Excerpts from an interface dataset
◇ ◇ ◇ ◇ ◇
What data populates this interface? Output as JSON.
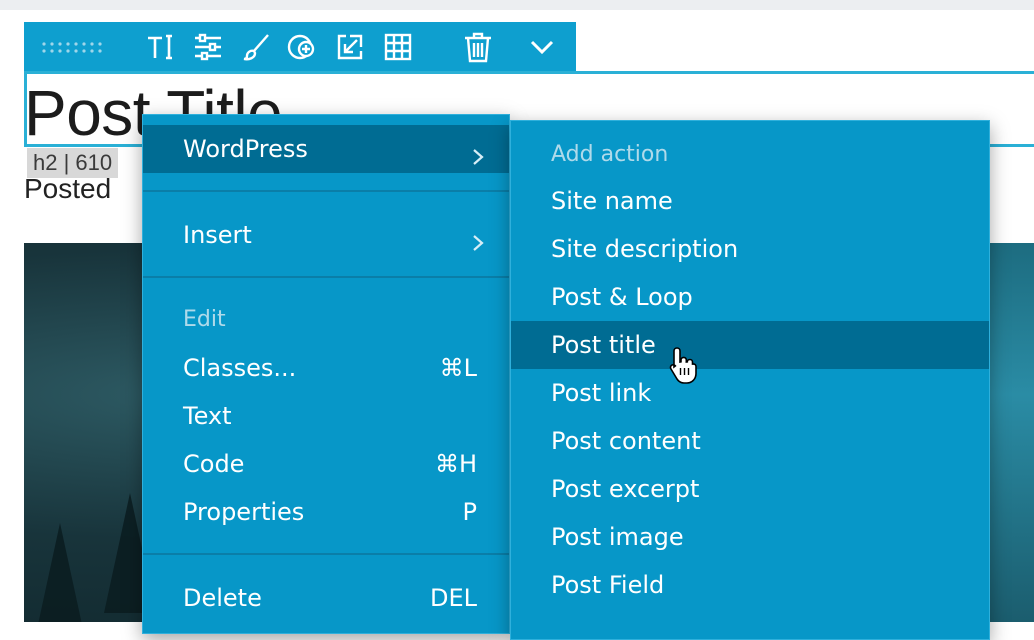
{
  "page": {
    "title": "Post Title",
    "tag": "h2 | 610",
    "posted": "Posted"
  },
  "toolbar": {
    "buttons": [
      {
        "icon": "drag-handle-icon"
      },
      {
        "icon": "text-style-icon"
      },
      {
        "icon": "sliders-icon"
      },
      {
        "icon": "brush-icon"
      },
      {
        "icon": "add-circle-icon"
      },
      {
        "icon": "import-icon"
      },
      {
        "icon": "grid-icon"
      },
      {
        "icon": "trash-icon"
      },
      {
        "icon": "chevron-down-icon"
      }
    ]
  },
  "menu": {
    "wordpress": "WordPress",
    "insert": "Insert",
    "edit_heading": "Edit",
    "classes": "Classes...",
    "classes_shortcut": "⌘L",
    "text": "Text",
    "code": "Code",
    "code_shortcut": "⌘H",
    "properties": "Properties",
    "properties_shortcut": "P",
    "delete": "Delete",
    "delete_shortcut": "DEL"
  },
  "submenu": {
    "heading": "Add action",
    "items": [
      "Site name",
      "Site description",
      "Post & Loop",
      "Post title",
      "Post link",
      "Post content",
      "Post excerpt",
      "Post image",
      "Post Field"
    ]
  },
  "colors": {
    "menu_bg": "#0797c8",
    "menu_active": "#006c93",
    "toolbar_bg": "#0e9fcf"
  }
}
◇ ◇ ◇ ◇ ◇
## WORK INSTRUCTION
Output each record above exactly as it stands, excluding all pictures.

## RESPONSE AREA
What data populates this interface? Output as JSON.
{
  "page": {
    "title": "Post Title",
    "tag": "h2 | 610",
    "posted": "Posted"
  },
  "toolbar": {
    "buttons": [
      {
        "icon": "drag-handle-icon"
      },
      {
        "icon": "text-style-icon"
      },
      {
        "icon": "sliders-icon"
      },
      {
        "icon": "brush-icon"
      },
      {
        "icon": "add-circle-icon"
      },
      {
        "icon": "import-icon"
      },
      {
        "icon": "grid-icon"
      },
      {
        "icon": "trash-icon"
      },
      {
        "icon": "chevron-down-icon"
      }
    ]
  },
  "menu": {
    "wordpress": "WordPress",
    "insert": "Insert",
    "edit_heading": "Edit",
    "classes": "Classes...",
    "classes_shortcut": "⌘L",
    "text": "Text",
    "code": "Code",
    "code_shortcut": "⌘H",
    "properties": "Properties",
    "properties_shortcut": "P",
    "delete": "Delete",
    "delete_shortcut": "DEL"
  },
  "submenu": {
    "heading": "Add action",
    "items": [
      "Site name",
      "Site description",
      "Post & Loop",
      "Post title",
      "Post link",
      "Post content",
      "Post excerpt",
      "Post image",
      "Post Field"
    ]
  },
  "colors": {
    "menu_bg": "#0797c8",
    "menu_active": "#006c93",
    "toolbar_bg": "#0e9fcf"
  }
}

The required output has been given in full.